The image that has stayed with me though, is one of Christ walking on water, coming to us in the midst of our stormy lives, to sit at table with those who are bullied, and those who bully. That's terribly uncomfortable for those who are victims of bullying, but the bullies themselves will feel a thrill of fear when they too are invited to join.

Because at the table, all of our posturing and posing falls away, and we are left as the forgiven sinners that we are. If that is not a humbling experience, I don't know what is.

It was the pastor's first time presiding, and he served both bullies and their targets with the same words, the same bread, and the same cup.

Because when one member suffers, the whole body suffers. And we come to the table to live that out.

Monday, October 1, 2012

Spanking God's Children

"God's justice gives people not what they deserve, but what they need." - Shirley Guthrie, Christian Doctrine

I used the above line in my sermon yesterday. After worship, during the handshaking period, a congregant came up to me and asked me a question:

"What if what we need and we deserve are the same thing?"

My answer: "Then that's what we get."

I used the Guthrie quotation in the context of receiving grace, rather than punishment for our sins. I think that's a large part of the good news of God. We deserve death, but in Jesus Christ, we are given life instead. That grace empowers us to encounter a world that is still tainted by its own limitations and sins. We can go boldly into the world and know that no matter what happens, God will not give up on us. Grace is a huge part of my theology, and I think it's one of the central traits of Christianity.
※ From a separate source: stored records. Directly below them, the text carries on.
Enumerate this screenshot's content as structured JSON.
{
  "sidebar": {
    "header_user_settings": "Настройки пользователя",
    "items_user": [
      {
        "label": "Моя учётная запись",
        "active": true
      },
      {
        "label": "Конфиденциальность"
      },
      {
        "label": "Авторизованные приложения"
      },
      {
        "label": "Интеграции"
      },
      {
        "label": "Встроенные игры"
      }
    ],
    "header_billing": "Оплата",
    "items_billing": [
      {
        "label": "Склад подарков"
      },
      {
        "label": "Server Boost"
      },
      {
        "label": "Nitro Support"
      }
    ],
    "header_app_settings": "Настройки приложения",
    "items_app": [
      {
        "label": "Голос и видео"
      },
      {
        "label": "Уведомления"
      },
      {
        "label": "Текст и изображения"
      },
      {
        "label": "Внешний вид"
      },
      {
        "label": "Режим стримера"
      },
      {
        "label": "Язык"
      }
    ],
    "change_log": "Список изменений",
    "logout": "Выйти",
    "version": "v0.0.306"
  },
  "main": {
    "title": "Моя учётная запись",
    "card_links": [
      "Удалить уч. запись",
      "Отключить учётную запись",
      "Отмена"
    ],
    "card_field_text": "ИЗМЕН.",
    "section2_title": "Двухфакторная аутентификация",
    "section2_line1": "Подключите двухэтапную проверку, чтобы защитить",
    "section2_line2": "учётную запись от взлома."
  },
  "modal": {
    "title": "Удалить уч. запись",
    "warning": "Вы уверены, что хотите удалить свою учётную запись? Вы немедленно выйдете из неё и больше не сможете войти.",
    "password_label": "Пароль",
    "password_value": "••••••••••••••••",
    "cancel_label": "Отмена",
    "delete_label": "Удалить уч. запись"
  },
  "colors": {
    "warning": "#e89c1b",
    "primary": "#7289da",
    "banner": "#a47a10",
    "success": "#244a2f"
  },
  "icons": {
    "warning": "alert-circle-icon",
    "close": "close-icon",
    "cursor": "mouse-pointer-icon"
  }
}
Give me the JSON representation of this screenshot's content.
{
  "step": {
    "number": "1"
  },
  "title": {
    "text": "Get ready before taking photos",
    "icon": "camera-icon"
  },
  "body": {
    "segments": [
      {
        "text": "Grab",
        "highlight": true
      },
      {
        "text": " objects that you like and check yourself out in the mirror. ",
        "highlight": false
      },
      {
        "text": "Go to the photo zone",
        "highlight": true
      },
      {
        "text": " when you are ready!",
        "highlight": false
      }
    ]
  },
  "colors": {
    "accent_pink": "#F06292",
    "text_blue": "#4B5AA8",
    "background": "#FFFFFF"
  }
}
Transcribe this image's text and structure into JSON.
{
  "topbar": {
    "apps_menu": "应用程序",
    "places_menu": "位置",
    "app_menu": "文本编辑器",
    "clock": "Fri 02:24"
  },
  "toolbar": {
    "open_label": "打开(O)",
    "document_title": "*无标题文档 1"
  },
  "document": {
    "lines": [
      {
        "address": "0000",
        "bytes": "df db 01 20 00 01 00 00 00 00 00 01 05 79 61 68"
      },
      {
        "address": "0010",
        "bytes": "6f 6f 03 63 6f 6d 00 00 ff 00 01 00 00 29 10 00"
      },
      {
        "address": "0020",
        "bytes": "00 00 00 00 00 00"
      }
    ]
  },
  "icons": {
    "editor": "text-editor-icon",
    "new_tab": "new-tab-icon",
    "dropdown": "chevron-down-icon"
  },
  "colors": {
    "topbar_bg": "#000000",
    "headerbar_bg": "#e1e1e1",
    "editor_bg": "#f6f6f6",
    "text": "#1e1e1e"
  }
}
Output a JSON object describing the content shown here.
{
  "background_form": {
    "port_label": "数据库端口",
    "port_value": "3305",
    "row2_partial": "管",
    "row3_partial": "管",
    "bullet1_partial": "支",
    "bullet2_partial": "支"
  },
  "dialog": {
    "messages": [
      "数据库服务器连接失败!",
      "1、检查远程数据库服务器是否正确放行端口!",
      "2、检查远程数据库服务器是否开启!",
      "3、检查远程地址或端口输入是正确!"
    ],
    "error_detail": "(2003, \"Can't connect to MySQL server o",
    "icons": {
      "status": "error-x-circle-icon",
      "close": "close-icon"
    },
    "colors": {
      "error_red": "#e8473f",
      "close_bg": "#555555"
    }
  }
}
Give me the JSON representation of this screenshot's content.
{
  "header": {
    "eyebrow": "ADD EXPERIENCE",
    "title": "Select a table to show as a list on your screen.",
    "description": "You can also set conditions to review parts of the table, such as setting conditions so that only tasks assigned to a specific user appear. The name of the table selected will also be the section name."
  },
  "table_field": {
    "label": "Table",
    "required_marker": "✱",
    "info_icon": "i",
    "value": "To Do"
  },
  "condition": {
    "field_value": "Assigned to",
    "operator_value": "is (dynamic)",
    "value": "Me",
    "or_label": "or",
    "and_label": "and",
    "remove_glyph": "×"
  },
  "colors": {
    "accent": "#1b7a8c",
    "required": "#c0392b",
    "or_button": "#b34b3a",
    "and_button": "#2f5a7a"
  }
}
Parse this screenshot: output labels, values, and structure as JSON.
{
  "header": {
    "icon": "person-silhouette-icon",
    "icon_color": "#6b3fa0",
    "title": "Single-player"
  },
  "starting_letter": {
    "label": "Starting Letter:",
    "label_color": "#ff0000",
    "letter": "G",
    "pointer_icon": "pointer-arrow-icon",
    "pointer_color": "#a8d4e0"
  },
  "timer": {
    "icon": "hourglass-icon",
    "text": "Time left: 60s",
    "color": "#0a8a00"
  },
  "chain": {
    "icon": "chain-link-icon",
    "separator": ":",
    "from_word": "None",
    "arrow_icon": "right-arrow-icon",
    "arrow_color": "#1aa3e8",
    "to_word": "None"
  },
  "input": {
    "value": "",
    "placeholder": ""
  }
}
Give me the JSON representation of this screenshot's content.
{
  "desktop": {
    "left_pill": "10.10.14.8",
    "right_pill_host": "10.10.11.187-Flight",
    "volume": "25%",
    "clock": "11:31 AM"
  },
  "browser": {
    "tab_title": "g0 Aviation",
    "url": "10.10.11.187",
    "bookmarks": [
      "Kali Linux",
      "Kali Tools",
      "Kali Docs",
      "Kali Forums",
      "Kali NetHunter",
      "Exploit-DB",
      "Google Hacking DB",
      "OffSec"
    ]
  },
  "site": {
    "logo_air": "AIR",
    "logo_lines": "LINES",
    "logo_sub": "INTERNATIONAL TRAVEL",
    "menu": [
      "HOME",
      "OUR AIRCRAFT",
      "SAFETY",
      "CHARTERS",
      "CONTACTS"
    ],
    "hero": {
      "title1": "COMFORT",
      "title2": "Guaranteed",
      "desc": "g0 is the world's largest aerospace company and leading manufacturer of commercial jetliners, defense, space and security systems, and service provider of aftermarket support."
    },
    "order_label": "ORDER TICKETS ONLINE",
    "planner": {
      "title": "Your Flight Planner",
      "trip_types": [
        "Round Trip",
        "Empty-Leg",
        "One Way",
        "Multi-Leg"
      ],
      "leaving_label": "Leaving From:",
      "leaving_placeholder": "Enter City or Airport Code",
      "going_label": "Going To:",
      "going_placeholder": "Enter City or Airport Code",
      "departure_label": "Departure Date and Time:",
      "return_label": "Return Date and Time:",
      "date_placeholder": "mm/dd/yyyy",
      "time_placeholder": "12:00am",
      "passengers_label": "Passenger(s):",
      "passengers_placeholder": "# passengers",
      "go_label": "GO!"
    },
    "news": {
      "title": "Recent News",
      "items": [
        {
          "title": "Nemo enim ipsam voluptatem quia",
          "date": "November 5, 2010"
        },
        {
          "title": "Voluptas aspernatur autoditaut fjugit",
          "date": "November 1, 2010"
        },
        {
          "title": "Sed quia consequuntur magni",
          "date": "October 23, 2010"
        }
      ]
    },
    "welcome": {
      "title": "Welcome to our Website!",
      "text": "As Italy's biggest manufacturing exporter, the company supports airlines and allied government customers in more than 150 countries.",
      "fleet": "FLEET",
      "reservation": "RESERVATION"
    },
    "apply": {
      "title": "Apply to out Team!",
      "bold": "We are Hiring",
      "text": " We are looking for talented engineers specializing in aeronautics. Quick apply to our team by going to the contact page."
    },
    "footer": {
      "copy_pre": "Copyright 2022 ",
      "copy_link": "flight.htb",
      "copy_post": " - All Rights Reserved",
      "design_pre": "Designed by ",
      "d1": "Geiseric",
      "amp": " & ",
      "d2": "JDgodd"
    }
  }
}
But I think from time to time we need a wake-up call.

Just as a loving parent will discipline their children, God's loving judgement is visited upon us. Sometimes, what we need is a taste of what we deserve. We receive that wake up call because we need it, and the fact that it's what we deserve is a coincidence, not a cause. In the same passage on which I preached, Jesus asserts that those who lift themselves up will be brought low. My interpretation of that statement is a warning that from time to time, when we forget that we need God, we will find ourselves faced with a harsh reminder.

I'm not sure of the source, but I have heard it said that the task of preaching is to "comfort the afflicted, and afflict the comfortable." It is not my place to judge who is whom, but I think that both are necessary.

I wonder, Does the Church spoil God's children when it preaches only grace, and omits how badly we need it?